Also, all sequences have a terminal Lys, but we do not know if th

Also, all sequences have a terminal Lys, but we do not know if they are removed

after post-translational processing as occurs in crotamine. All sequences described exhibited the characteristics of the β-defensin family, namely the six conserved Cys motif, small size (about 5 kDa), positive net charge, and high hydrophobicity ( Table 4). We analyzed three data sets by maximum parsimony: intronic sequences only, exonic sequences only, and the whole genes. In the case of snake β-defensin-like sequences, the best phylogenetic signal was obtained selleck inhibitor using the concatenated exonic and intronic sequences. In contrast, Luenser et al. (2005) analyzed caprine and ovine β-defensin-like sequences and found a phylogenetic signal only when intronic sequences were used to construct the phylogenetic tree. Phylogenetic analyses were done using parsimony and probabilistic approaches obtaining

three topologies (Fig. 3, Fig. 4 and Fig. 5). The best substitution model obtained using TreeFinder resulted in two models, TVM for intron 1 and HKY for the other partitions (intron 2, exons 1, 2 and 3) and they were used for both maximum likelihood and Bayesian analyses.

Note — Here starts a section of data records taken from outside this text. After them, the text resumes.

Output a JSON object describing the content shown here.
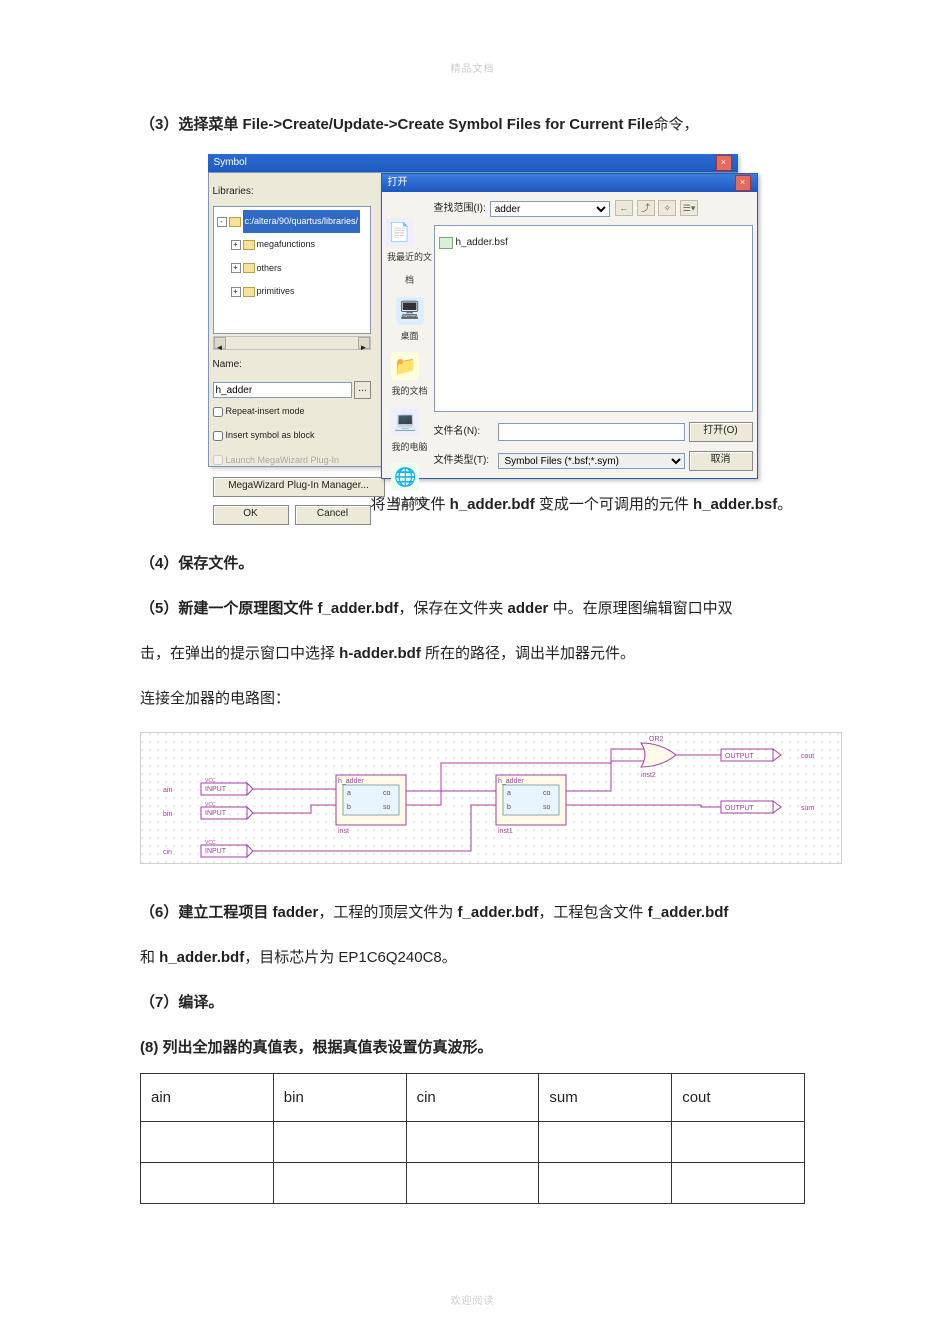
{
  "watermark_top": "精品文档",
  "watermark_bottom": "欢迎阅读",
  "step3_pre": "（3）选择菜单 ",
  "step3_menu": "File->Create/Update->Create Symbol Files for Current File",
  "step3_post": "命令，",
  "symbolDlg": {
    "title": "Symbol",
    "librariesLabel": "Libraries:",
    "selectedPath": "c:/altera/90/quartus/libraries/",
    "tree": [
      "megafunctions",
      "others",
      "primitives"
    ],
    "nameLabel": "Name:",
    "nameValue": "h_adder",
    "repeat": "Repeat-insert mode",
    "insertBlock": "Insert symbol as block",
    "launch": "Launch MegaWizard Plug-In",
    "megawizard": "MegaWizard Plug-In Manager...",
    "ok": "OK",
    "cancel": "Cancel"
  },
  "openDlg": {
    "title": "打开",
    "lookInLabel": "查找范围(I):",
    "folder": "adder",
    "fileItem": "h_adder.bsf",
    "side": [
      "我最近的文档",
      "桌面",
      "我的文档",
      "我的电脑",
      "网上邻居"
    ],
    "fileNameLabel": "文件名(N):",
    "fileTypeLabel": "文件类型(T):",
    "fileNameValue": "",
    "fileTypeValue": "Symbol Files (*.bsf;*.sym)",
    "openBtn": "打开(O)",
    "cancelBtn": "取消"
  },
  "line_after_dlg_pre": "将当前文件 ",
  "line_after_dlg_f1": "h_adder.bdf",
  "line_after_dlg_mid": " 变成一个可调用的元件 ",
  "line_after_dlg_f2": "h_adder.bsf",
  "line_after_dlg_end": "。",
  "step4": "（4）保存文件。",
  "step5_pre": "（5）新建一个原理图文件 ",
  "step5_f1": "f_adder.bdf",
  "step5_mid1": "，保存在文件夹 ",
  "step5_folder": "adder",
  "step5_mid2": " 中。在原理图编辑窗口中双",
  "step5_line2_pre": "击，在弹出的提示窗口中选择 ",
  "step5_line2_f": "h-adder.bdf",
  "step5_line2_post": " 所在的路径，调出半加器元件。",
  "circuit_title": "连接全加器的电路图：",
  "schematic": {
    "inputs": [
      "ain",
      "bin",
      "cin"
    ],
    "blocks": [
      "h_adder",
      "h_adder"
    ],
    "block_insts": [
      "inst",
      "inst1"
    ],
    "block_ports_left": [
      "a",
      "b"
    ],
    "block_ports_right": [
      "co",
      "so"
    ],
    "gate": "OR2",
    "gate_inst": "inst2",
    "outputs": [
      "cout",
      "sum"
    ],
    "pin_type_in": "INPUT",
    "pin_type_out": "OUTPUT",
    "vcc": "VCC"
  },
  "step6_pre": "（6）建立工程项目 ",
  "step6_proj": "fadder",
  "step6_mid1": "，工程的顶层文件为 ",
  "step6_f1": "f_adder.bdf",
  "step6_mid2": "，工程包含文件 ",
  "step6_f2": "f_adder.bdf",
  "step6_line2_pre": "和 ",
  "step6_line2_f": "h_adder.bdf",
  "step6_line2_post": "，目标芯片为 EP1C6Q240C8。",
  "step7": "（7）编译。",
  "step8": "(8) 列出全加器的真值表，根据真值表设置仿真波形。",
  "table_headers": [
    "ain",
    "bin",
    "cin",
    "sum",
    "cout"
  ]
}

All topologies showed three branches including non-β-defensins and β-defensin-like sequences of Crotalus and Lachesis and two lineages of Bothrops. hypoxia-inducible factor pathway The lineages were jararaca (B.jararaca_defensinB_01 and _02, B.atrox_defensinB_01, B.erythromelas_defensinB_01, B.pauloensis_defensinB_01, B.diporus_defensinB_03) and jararacussu (B.jararacussu_defensinB_01, B.leucurus_defensinB_01, B.neuwiedi_defensinB_02, B.mattogrossensis_defensinB_02 and 03), and the β-defensin-like genes of ‘neuwiedi’ (B. erythromelas, B. pauloensis, B. diporus, B. neuwiedi and B. mattogrossensis) and ‘atrox’ (B. atrox and B. leucurus) groups were recovered in O-methylated flavonoid both branches. Maximum parsimony and Bayesian analyses recovered B.neuwiedi_defensinB_02 together with B.matogrossensis_defensinB_01 and 02, both of the ‘neuwiedi’ group, though without support. The lineage jararaca which showed polytomy in Bayesian analysis, had low support in other analyses. The two paralogous β-defensin-like genes jararaca_01 and jararaca_02 may

have duplicated before the speciation of the ‘neuwiedi’, ‘jararacussu’ and ‘jararaca’ groups. The sequences B.mattogrossensis_defensinB_02 and _03 seem to be polymorphic sequences and not duplicated genes. In all trees, the low support of branches was probably due to lack of sequence sampling from other snake species groups as well in the same species and due to gene duplications. Thus, an increase in the number of sequences of the same species, and also a larger sampling in β-defensin-like sequences from other snake species, may improve the tree topology and branch support in future studies. The great number of gaps and only one sequence in that gap did not seem to affect the parsimony or Bayesian analyses but it seemed to be spurious in likelihood analysis.